WHAT YOU ARE ASKED TO DO ▸
The result should be an exact copy of every record, with no pictures kept.

━━━ RECORDS FOR THE TASK

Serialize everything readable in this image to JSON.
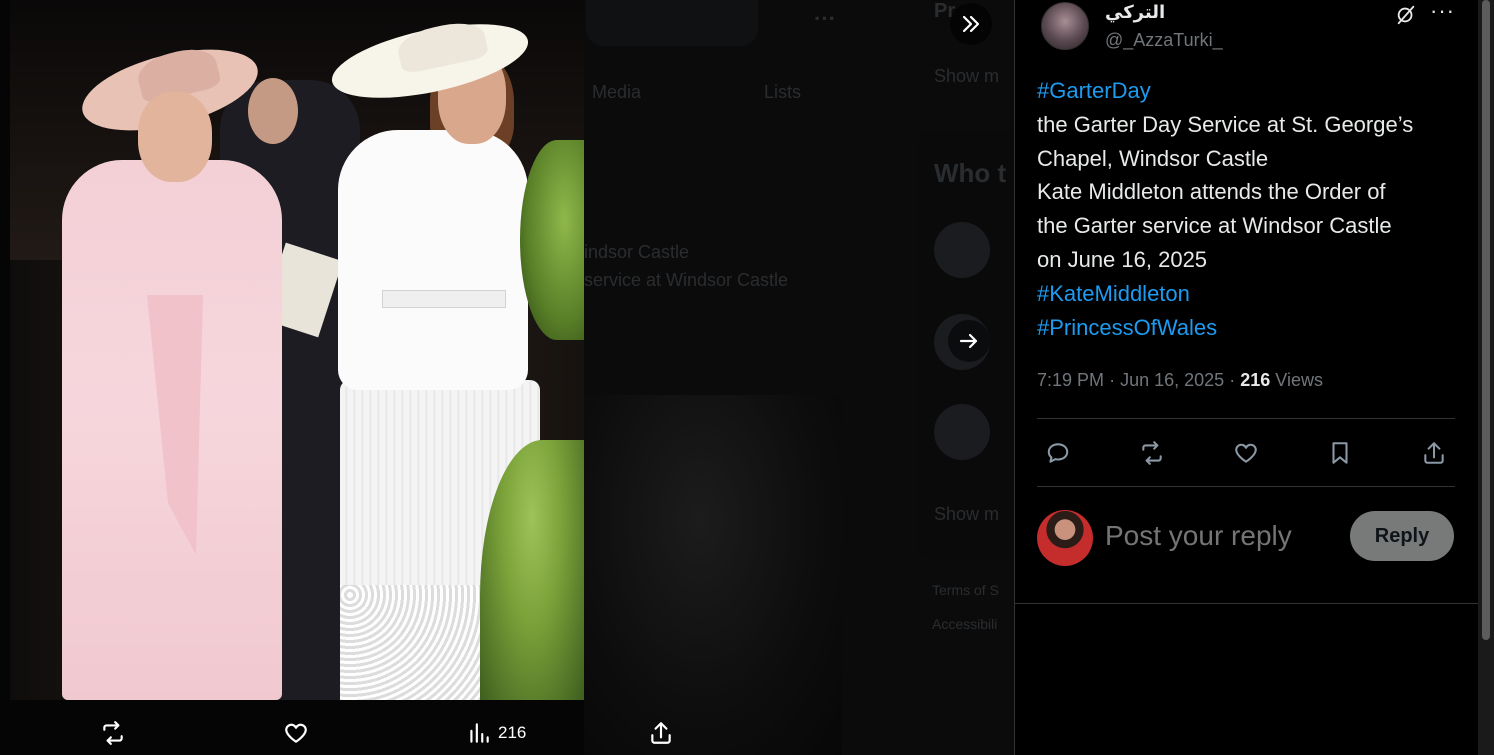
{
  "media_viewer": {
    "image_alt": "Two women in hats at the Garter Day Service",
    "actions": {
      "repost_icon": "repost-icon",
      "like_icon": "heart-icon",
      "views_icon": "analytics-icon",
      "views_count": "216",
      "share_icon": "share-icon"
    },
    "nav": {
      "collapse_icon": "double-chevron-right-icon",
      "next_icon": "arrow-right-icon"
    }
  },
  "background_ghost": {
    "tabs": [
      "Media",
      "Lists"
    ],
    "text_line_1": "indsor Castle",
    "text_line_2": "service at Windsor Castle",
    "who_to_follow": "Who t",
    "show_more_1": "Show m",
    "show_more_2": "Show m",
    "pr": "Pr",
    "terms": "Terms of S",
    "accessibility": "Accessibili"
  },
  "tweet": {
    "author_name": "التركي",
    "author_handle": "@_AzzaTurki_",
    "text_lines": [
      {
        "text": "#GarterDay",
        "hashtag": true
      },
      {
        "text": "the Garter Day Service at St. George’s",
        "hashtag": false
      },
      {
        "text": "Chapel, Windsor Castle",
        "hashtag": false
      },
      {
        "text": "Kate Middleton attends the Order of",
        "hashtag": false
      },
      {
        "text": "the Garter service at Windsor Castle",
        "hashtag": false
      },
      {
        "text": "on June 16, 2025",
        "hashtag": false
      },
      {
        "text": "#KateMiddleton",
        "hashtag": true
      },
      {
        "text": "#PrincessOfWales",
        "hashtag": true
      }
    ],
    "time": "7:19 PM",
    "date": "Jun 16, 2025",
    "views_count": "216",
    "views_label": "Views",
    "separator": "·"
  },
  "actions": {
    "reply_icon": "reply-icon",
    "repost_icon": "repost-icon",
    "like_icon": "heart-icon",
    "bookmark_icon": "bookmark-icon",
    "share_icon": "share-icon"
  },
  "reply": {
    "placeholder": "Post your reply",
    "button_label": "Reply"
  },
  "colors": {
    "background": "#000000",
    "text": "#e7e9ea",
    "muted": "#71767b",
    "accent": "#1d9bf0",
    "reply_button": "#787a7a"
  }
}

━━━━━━

WRITTEN REPLY ▸
Serialize everything readable in this image to JSON.
{
  "media_viewer": {
    "image_alt": "Two women in hats at the Garter Day Service",
    "actions": {
      "repost_icon": "repost-icon",
      "like_icon": "heart-icon",
      "views_icon": "analytics-icon",
      "views_count": "216",
      "share_icon": "share-icon"
    },
    "nav": {
      "collapse_icon": "double-chevron-right-icon",
      "next_icon": "arrow-right-icon"
    }
  },
  "background_ghost": {
    "tabs": [
      "Media",
      "Lists"
    ],
    "text_line_1": "indsor Castle",
    "text_line_2": "service at Windsor Castle",
    "who_to_follow": "Who t",
    "show_more_1": "Show m",
    "show_more_2": "Show m",
    "pr": "Pr",
    "terms": "Terms of S",
    "accessibility": "Accessibili"
  },
  "tweet": {
    "author_name": "التركي",
    "author_handle": "@_AzzaTurki_",
    "text_lines": [
      {
        "text": "#GarterDay",
        "hashtag": true
      },
      {
        "text": "the Garter Day Service at St. George’s",
        "hashtag": false
      },
      {
        "text": "Chapel, Windsor Castle",
        "hashtag": false
      },
      {
        "text": "Kate Middleton attends the Order of",
        "hashtag": false
      },
      {
        "text": "the Garter service at Windsor Castle",
        "hashtag": false
      },
      {
        "text": "on June 16, 2025",
        "hashtag": false
      },
      {
        "text": "#KateMiddleton",
        "hashtag": true
      },
      {
        "text": "#PrincessOfWales",
        "hashtag": true
      }
    ],
    "time": "7:19 PM",
    "date": "Jun 16, 2025",
    "views_count": "216",
    "views_label": "Views",
    "separator": "·"
  },
  "actions": {
    "reply_icon": "reply-icon",
    "repost_icon": "repost-icon",
    "like_icon": "heart-icon",
    "bookmark_icon": "bookmark-icon",
    "share_icon": "share-icon"
  },
  "reply": {
    "placeholder": "Post your reply",
    "button_label": "Reply"
  },
  "colors": {
    "background": "#000000",
    "text": "#e7e9ea",
    "muted": "#71767b",
    "accent": "#1d9bf0",
    "reply_button": "#787a7a"
  }
}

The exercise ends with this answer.